  • Reuse art and sound. I’ve been fortunate to work with some really talented guys who’ve charged me reasonably for their services, but this one is really critical for indie game devs. There’s a fair amount of free and low-cost music and sound effects out there. Art is harder, but that exists too (I suspect one reas Ion for the popularity of the pixel art aesthetic, is that there are a lot of pixel art sprite sets available for free). I did this really aggressively in the original Pirates and Traders; absolutely every piece of art in the original game was either Public Domain or Creative Commons, only replacing the art as the game began to earn revenue. For Pirates and Traders 2, I’ll be mostly reusing the art from the original, although I have plans made for stuff I want to add/replace as and when money allows. It helps, of course, that I create games where graphics are not critical to the gameplay; i.e., if you can’t enjoy the Pirates and Traders gameplay with the basic graphics of the original, you probably won’t enjoy it with professional art either.

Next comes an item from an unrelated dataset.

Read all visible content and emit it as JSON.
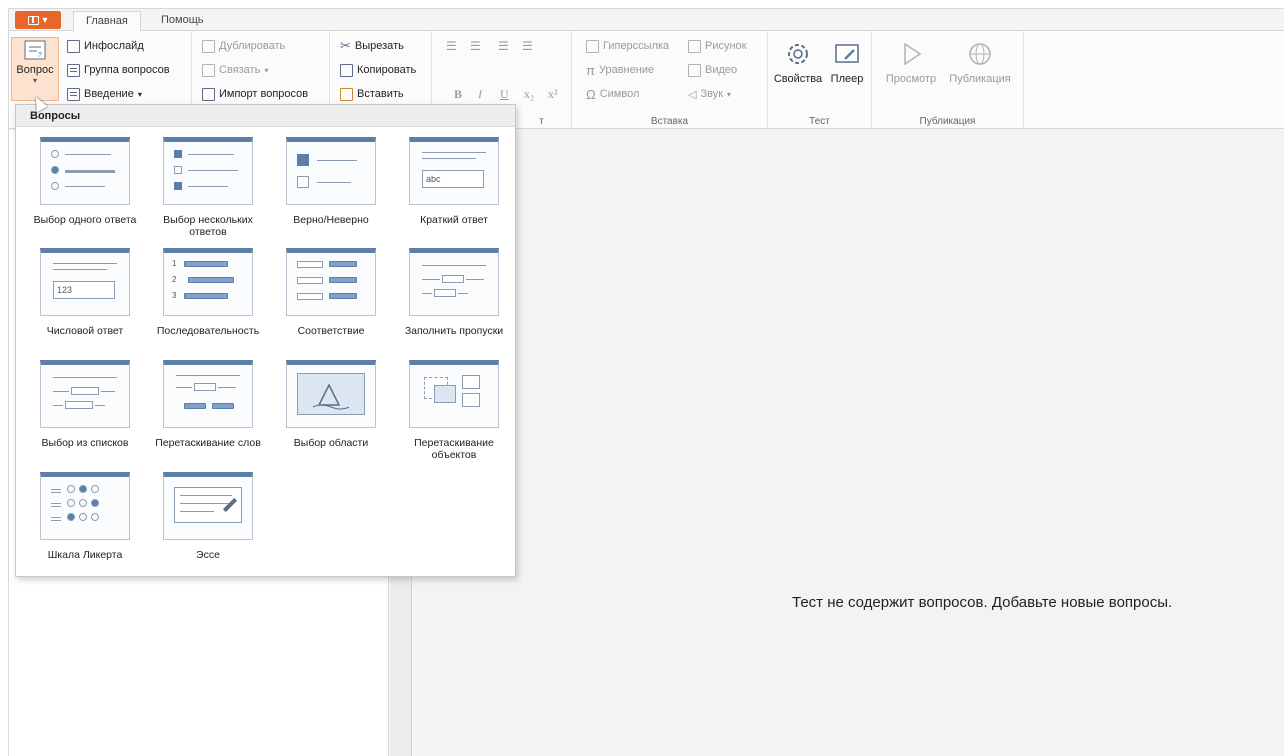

  • Key features only. The idea in a MVP is that you want to stress your core game loop, because if it can’t stand on its own, the game isn’t going to work later either. I’ve been playing a bit of Assassins Creed 4: Black Flag lately (for Science…. research, you know 😉 ), and it’s been quite instructive. The core game loop there is of course going around murdering people in towns and doing the same to ships on sea. The game throws a ton of collectibles at the player to try and make you stick around, but (unless you’re the type that absolutely has to get 100%), the game is only going to hold your interest for as long as you enjoy the core game loop. Personally, after 6? titles, I’m pretty played out on the whole assassin game mechanic, and while I love the ship battles (and especially the visuals), it’s probably not going to get me through the entire game story. This is also why – IMO – it is a huge design flaw in the game that you have to play through almost half of it before they unlock all of the ship features. Although it’s still an interesting game, I can’t help feeling that the game series has lost sight of what made the game compelling to play in the first game (hint: it’s not collecting 399 sheets of paper and eavesdropping missions). Returning to my own games, the core game loop of Pirates and Traders are the ship battles and the port trading; the first version of the game contained little else (most of the RPG elements came later). The Pirates and Traders 2 beta will start in a similar place. When following the MVP approach, it’s critical to focus on the core game loop, and get it right.

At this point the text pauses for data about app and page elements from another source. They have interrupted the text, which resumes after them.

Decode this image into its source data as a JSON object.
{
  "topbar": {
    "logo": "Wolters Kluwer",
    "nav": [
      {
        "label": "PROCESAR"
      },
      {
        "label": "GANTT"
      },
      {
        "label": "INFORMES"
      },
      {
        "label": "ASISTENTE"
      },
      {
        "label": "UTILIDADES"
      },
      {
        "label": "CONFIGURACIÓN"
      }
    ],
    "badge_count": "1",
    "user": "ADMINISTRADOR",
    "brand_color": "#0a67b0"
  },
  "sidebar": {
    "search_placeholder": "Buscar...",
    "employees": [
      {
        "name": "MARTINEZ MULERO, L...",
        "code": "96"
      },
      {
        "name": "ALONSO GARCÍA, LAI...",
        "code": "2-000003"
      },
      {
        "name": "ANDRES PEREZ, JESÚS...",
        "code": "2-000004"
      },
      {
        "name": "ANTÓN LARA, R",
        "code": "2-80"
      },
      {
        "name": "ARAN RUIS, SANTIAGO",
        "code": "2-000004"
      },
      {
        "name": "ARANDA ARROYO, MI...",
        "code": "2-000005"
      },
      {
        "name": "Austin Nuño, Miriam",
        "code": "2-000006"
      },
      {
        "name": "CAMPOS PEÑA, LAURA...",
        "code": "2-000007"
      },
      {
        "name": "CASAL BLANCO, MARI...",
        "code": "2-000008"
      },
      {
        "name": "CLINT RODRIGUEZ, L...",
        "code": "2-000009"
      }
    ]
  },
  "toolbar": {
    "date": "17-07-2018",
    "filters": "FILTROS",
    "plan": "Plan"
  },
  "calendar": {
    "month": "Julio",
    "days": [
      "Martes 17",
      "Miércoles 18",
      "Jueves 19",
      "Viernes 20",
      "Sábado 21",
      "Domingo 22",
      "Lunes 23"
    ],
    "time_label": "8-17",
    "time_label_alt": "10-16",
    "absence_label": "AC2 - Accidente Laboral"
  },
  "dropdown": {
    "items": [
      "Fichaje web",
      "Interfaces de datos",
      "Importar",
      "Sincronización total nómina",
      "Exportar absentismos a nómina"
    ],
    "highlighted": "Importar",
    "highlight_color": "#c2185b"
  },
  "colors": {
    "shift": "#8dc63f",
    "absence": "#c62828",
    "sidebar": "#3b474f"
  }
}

One of the big “risks” of Pirates and Traders 2 is that I’m messing around with that core game loop – adding fleet action to the game changes the complexity and dynamics of combat. If it works out the way I hope, it will add extra depth and complexity, particularly to the later parts of the game where the player typically has a strong ship that can dominate the opposition in the current game (making the core game loop boring). If the redesign fails, then the game will have become more complex without adding any value to the core game loop. That’s the part that makes game design tricky – it’s easy enough to dream up new features, but if there’s not enough cost/benefit in the changes in terms of gameplay, it’s easy to end up with a worse game.

Even if the core game loop is perfect, though, that’s of course no guarantee of success. As Jeff Vogel commented in a post recently: Writing games for cash is a harsh, unforgiving affair. Success is rare and failure common, instead of the other way around. If an indie game fails, it shouldn’t surprise you. Success should surprise you. Focusing on the MVP is one way in which indie developers can reduce the risk in creating a game.


Regarding the beta, it is almost ready to get started. Saved games are working now (at least to the extent that my testing has uncovered), work now is focused on just running down the To-Do list to ensure that there are no (fewer) major broken features in the first release. Currently at 38 TODO items to go, but most are quite small, so with a bit of luck, the beta may be out this coming weekend. Assuming I don’t run into any major bugs while play-testing…